Regrouping: Making Math Make Sense Part 1
This is the beginning of an extended conversation on regrouping. I will be posting student work in the next few days.
Regrouping is one of the hardest concepts for students to understand. They struggle with it when it is introduced and often times even when they gain procedural fluency, they never get the conceptual understanding. We have to give students many opportunities to see it in context. Here are a few ideas. I like to start out by acting out scenarios where the students get to make meaning of what it means to regroup. Here is one I have been using lately.
Mrs. Martinez has some cookies. There are ten in a baggie. There are 3 baggies. She wants to give 5 cookies away. What can she do? [Here the students begin to give suggestions. We decided that she has to zip open one of the baggies so those cookies are loose]. We then discuss how she can take 5 away from that group of ten that is now ten ones. We actually act this story out.
We do several problems like these with different scenarios before I ever show them the regrouping algorithm. The next step is that they work in partners with manipulatives that are in groups of tens and ones and they act out the stories as I tell them and then volunteers take turns telling the class stories to act out with their partners.
After several days, we move on to base ten blocks. After using the base ten blocks I show the traditional paper and pencil algorithm with pictures drawn beside it. Eventually, the students do just the paper and pencil algorithm as one strategy.
We then go on to talk about other algorithms (ways of doing something). We talk about how different strategies work with different numbers and how people have favorite ways of doing things. We discuss “elegant solutions” and “quick” or “efficient” ways of doing something. We work in groups to make strategy posters and display them around the room.

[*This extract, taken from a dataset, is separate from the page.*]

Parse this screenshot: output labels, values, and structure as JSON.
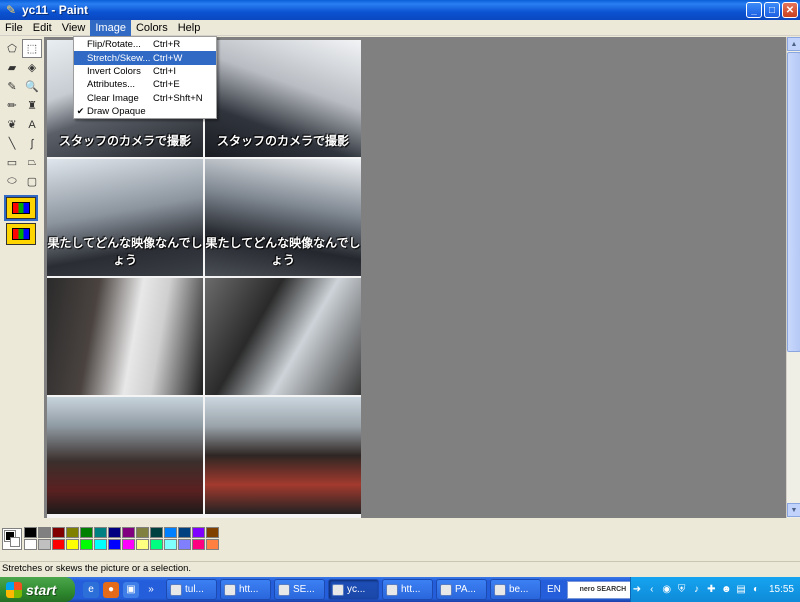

Some strategies we discuss: Compensation
So, to do compensation we look at the number and try to find a friendly number (one with a ten). Here we see that 29 can easily be rounded to 30 so we decide to add 1 to both numbers and we get 76-30 (which we inevitably agree is much easier to think about) and we get 46. We look for lucky 9’s and 8’s so we can use this strategy whenever possible.

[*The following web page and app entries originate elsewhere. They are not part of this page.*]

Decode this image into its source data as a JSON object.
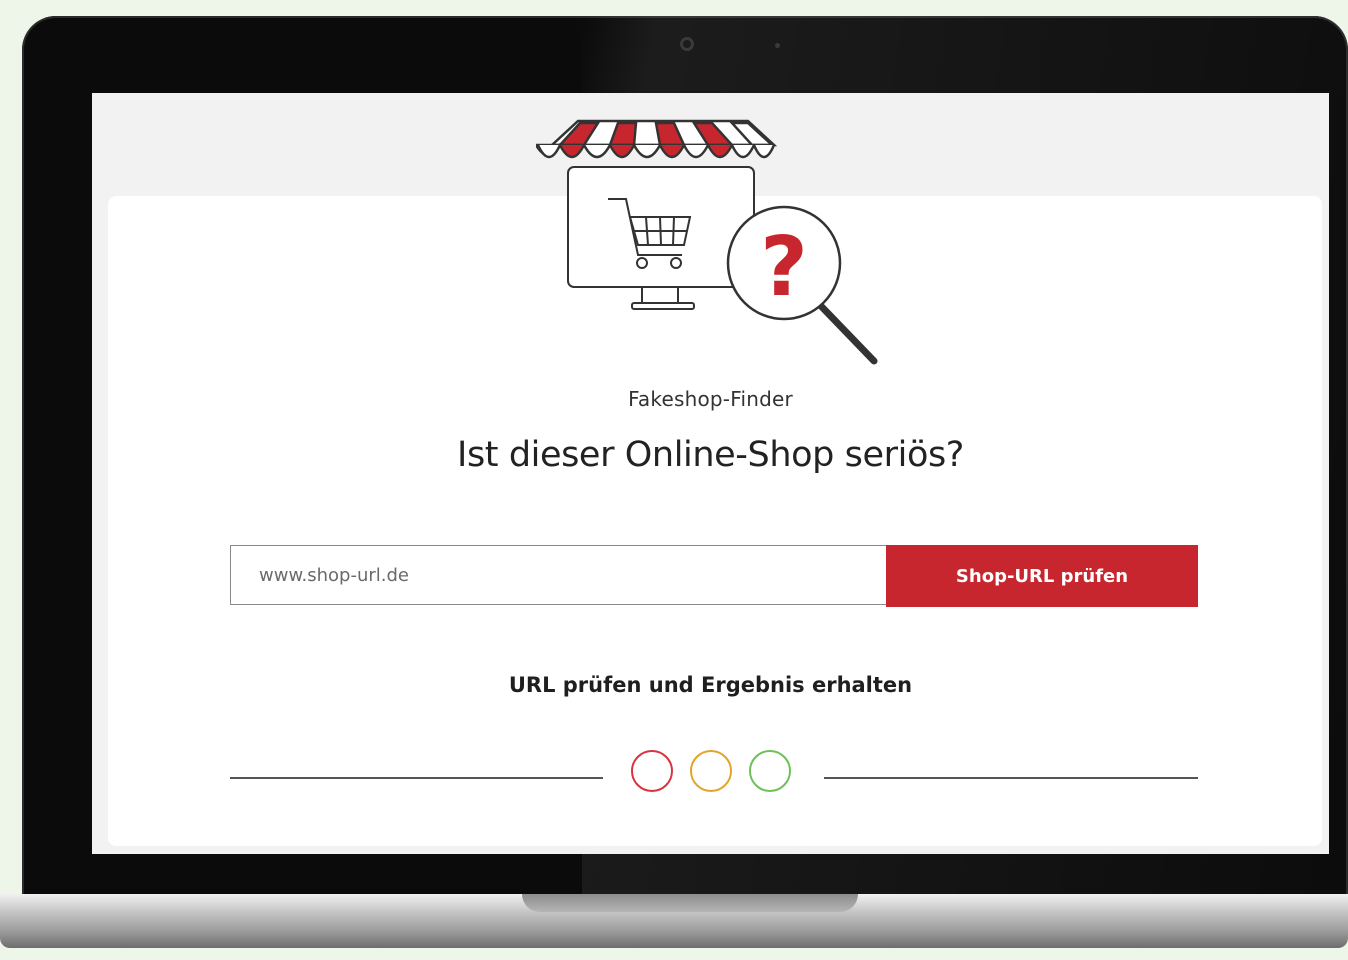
{
  "app": {
    "subtitle": "Fakeshop-Finder",
    "headline": "Ist dieser Online-Shop seriös?"
  },
  "search": {
    "placeholder": "www.shop-url.de",
    "value": "",
    "button_label": "Shop-URL prüfen"
  },
  "result": {
    "label": "URL prüfen und Ergebnis erhalten",
    "lights": [
      {
        "name": "red",
        "color": "#d9343d"
      },
      {
        "name": "yellow",
        "color": "#e2a52a"
      },
      {
        "name": "green",
        "color": "#6fbf5a"
      }
    ]
  },
  "colors": {
    "accent": "#c8262e",
    "awning_red": "#c8262e",
    "question_mark": "#c8262e"
  },
  "illustration": {
    "icons": [
      "shop-awning-icon",
      "shopping-cart-icon",
      "monitor-icon",
      "magnifier-question-icon"
    ],
    "question_mark": "?"
  }
}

Let’s look at a lucky 8 example. 62-48. We add 2 to 48 to get to 50 and we add 2 to 62 which makes 64. Now 64 -50 is much easier on the brain (we talk about it like this) and we can quickly get the answer of 14.

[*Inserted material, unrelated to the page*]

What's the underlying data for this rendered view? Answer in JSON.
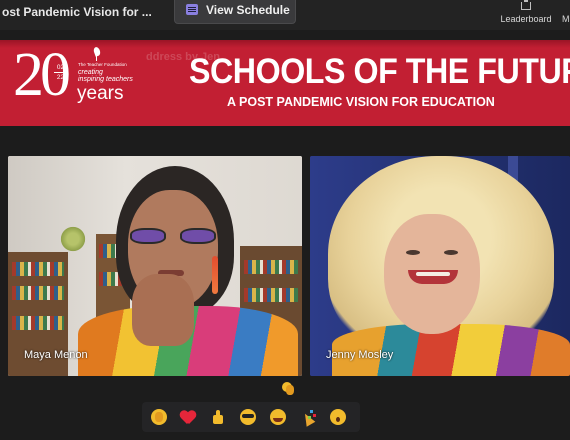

Compensation makes thinking easier. Another way to think about this is “Find a Friendly Number”:
I could change 74 to 75 by adding 1. That would give me 75-25 which is pretty friendly. Now, I can’t just keep that 1 I added, I have to take it away once I get my answer. So 75-25 =50. Now, 50-1 =49. That was pretty easy.
Another strategy that we talk about is Jumping Tens. So we look for Jumper Numbers and then we begin to hop back on the number line in our minds. For example, 65-27. We say that 27 is the Jumper Number. There are two jumps of ten in this number. We start at 65 and we hop back to 55 and then to 45. Now we have 7 more to go. We decide to break the seven into 2+5 and then we hop back 5—which gets us to 40. Now we only have 2 more hops and that gets us to 38.
Counting up is a 3rd Strategy.
We look at a problem like 51-27. We say “Well, mmmm, 3 more gets me to 30 and then 21 more to 51 so 24 is the answer.” We just counted up to count back ….we counted up to see how far back 27 really was….
Another Strategy is Splitting Numbers:
Here it helps if the students write it in expanded form.
70 + 0
-30 + 3
So here if subtract 3 from 0 we will get a negative number, which isn’t exactly friendly, so we’ll do something else.
Let’s break a ten into ones. We’ll rename 70 as 60+10 Now, we can continue.
– 30 +3
30 + 7
http://www.youtube.com/watch?v=CqOsj2JWbyE&feature=relatedhttp://www.eduplace.com/math/mw/models/overview/2_12_3.html (don’t use peanuts…use something else…cheerios, unifix cubes, cotton balls)